Tayari’s focus in our week of workshop was revision. Revision is a funny thing…in that it can let you know that you haven’t come near to completing a piece in the first place, or that you haven’t found your way to the starting line (let alone tied your shoe laces yet). “Reading a story is a spectator sport,” Tayari said, “and you need to get the reader involved.” The reader needs to be there, bleachered, but not sitting—they need to be on their feet, dressed in the appropriate colors, hands cupped around their mouths shouting viciously at the opposing players and chanting with passion for the home team. But first, indeed, they need to know who (or what) to root for before the score even matters…before the dwindling time on the clock brings nervous nails to teeth. One of the first things one must do in revision, then, is make sure a position is posited at the beginning…that a place is staked out where the reader can ground themselves and ready for the oncoming tide, right from the start. Otherwise, they will slowly shuffle to the exits, confused as to why they took those tickets from their friends and made their way to the arena in the first place…heading out early in order to beat the traffic. This seems like such an obvious aspect of one’s story to focus on—the beginning—but surprisingly, it appears to go overlooked more often than one would expect.  
I was tickled pink to listen to a few of my peers’ stories that I had read (and remembered) in past workshops undergoing the revision process as we worked with Tayari, to hear their labor of revision paying off…to see that it is a workable process, one that we seldom focus on in the workshop. This was a prideful feeling. A ‘hey-I-remember-that-story-and-the-scrutiny-that-it-underwent-and-now-it-seems-you-have-your-finger-on-the-pulse-of-it…you’ve-really-got-it-going-now-no-doubt-you’ll-finish-that-story-and-it-will-be-great-you-are-really-great-this-workshop-week-has-been-really-great’ sort of feeling. I was happy to be a part of it.
The MFA program constructs a community, pours the foundation of the buildings and erects the edifices of a group of friends—readers and writers—that one hopes (right?) to count on in the future MFA-less world where a penny shines a bit brighter (unless the lotto is won), to find readers of what’s lately been writ. I am glad to be a part of this at FAU, and I think that offering a chance at sharing such a community with a visiting writer/professor who deals in words, and trades in commereced stories and books—a writer/professor who is only here for a fleeting moment…much more fleeting than the MFA career—allows for an extremely focused set of guidelines, with even less time to waste. It allows for the development of a simultaneously distant and proximate relationship, rushed no doubt by time constraints, that forces the student to take note, to note take; it betters the workshop and bunkers the community. Though I would not trade the professors I have been lucky enough to work with and learn from for any other in the ‘field,’ the experience of encountering a decorated and knowledgeable passerby of the same sport, with words, wisdom and insight all her own, is a priceless one, if you are so lucky to be afforded it. 

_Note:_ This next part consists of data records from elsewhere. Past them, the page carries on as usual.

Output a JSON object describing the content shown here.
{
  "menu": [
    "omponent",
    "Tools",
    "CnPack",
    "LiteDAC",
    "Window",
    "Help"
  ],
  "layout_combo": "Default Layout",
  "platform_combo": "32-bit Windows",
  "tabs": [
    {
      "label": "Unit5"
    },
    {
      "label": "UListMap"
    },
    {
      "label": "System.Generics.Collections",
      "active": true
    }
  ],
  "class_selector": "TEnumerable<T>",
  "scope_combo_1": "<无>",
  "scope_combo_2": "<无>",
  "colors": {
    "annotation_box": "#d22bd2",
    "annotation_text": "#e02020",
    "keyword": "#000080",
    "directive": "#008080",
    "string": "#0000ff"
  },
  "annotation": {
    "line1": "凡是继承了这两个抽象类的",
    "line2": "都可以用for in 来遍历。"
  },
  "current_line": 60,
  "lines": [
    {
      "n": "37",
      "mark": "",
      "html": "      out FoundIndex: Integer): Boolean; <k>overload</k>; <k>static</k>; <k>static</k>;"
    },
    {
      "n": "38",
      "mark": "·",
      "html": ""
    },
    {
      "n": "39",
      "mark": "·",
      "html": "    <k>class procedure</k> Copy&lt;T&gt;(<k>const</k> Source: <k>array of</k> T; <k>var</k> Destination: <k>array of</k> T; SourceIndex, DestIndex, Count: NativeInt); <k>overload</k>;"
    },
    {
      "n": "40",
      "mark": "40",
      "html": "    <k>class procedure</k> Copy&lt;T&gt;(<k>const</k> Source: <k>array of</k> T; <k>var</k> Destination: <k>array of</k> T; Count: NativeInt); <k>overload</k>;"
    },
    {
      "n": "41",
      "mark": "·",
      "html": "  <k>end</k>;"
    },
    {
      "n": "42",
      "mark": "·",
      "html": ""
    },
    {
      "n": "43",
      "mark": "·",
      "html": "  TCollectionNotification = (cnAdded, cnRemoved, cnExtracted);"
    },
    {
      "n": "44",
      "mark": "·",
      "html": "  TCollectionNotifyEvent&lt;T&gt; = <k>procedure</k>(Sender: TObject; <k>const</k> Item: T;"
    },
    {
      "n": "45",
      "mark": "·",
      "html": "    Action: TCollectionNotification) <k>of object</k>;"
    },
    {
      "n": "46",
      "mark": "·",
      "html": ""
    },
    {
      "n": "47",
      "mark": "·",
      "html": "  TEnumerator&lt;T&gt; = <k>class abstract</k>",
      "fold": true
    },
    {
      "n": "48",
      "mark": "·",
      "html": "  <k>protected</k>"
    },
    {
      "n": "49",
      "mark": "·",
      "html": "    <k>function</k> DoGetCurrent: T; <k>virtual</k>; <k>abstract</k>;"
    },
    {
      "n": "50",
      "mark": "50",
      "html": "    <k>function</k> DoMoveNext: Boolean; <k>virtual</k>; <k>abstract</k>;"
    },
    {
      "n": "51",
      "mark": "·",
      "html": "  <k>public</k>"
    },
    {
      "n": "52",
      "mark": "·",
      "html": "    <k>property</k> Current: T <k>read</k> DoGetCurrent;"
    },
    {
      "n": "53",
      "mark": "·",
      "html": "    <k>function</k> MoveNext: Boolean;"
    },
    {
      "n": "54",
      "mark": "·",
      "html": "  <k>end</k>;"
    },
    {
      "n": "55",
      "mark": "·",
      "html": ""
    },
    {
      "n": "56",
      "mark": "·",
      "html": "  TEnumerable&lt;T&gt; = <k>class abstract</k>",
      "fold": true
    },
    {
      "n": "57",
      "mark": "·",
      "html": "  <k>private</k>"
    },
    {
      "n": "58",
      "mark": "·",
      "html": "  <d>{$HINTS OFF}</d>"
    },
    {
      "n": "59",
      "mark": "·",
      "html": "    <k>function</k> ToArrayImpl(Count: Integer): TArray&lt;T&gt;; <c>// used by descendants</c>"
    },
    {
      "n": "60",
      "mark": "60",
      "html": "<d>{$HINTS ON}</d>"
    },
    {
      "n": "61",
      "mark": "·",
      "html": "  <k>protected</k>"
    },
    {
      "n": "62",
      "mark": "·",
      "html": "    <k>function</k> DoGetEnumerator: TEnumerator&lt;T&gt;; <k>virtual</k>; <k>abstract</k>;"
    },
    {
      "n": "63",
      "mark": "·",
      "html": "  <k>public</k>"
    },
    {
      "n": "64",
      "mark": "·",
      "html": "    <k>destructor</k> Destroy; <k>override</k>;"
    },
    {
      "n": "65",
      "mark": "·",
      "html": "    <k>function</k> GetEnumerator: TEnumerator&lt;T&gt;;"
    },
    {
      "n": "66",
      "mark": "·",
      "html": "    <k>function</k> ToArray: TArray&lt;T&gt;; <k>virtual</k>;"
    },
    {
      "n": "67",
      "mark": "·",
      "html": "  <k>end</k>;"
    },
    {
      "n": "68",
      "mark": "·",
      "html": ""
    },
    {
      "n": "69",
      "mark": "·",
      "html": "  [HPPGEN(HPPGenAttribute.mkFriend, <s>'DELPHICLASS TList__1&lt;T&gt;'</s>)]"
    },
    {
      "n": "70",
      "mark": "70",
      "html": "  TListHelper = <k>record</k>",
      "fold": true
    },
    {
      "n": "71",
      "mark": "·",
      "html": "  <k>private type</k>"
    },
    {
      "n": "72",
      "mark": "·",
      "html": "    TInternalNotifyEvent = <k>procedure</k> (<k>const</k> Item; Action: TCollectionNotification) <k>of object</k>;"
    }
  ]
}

Matthew Parker is a human being. This is an enormous pressure and takes continual diligence upon waking to keep it so. There are too many wires and chords and outletted plugs, and far too many screens to caress to get anything done. In the lulls between the contemplation of these anxieties he tries to write writing.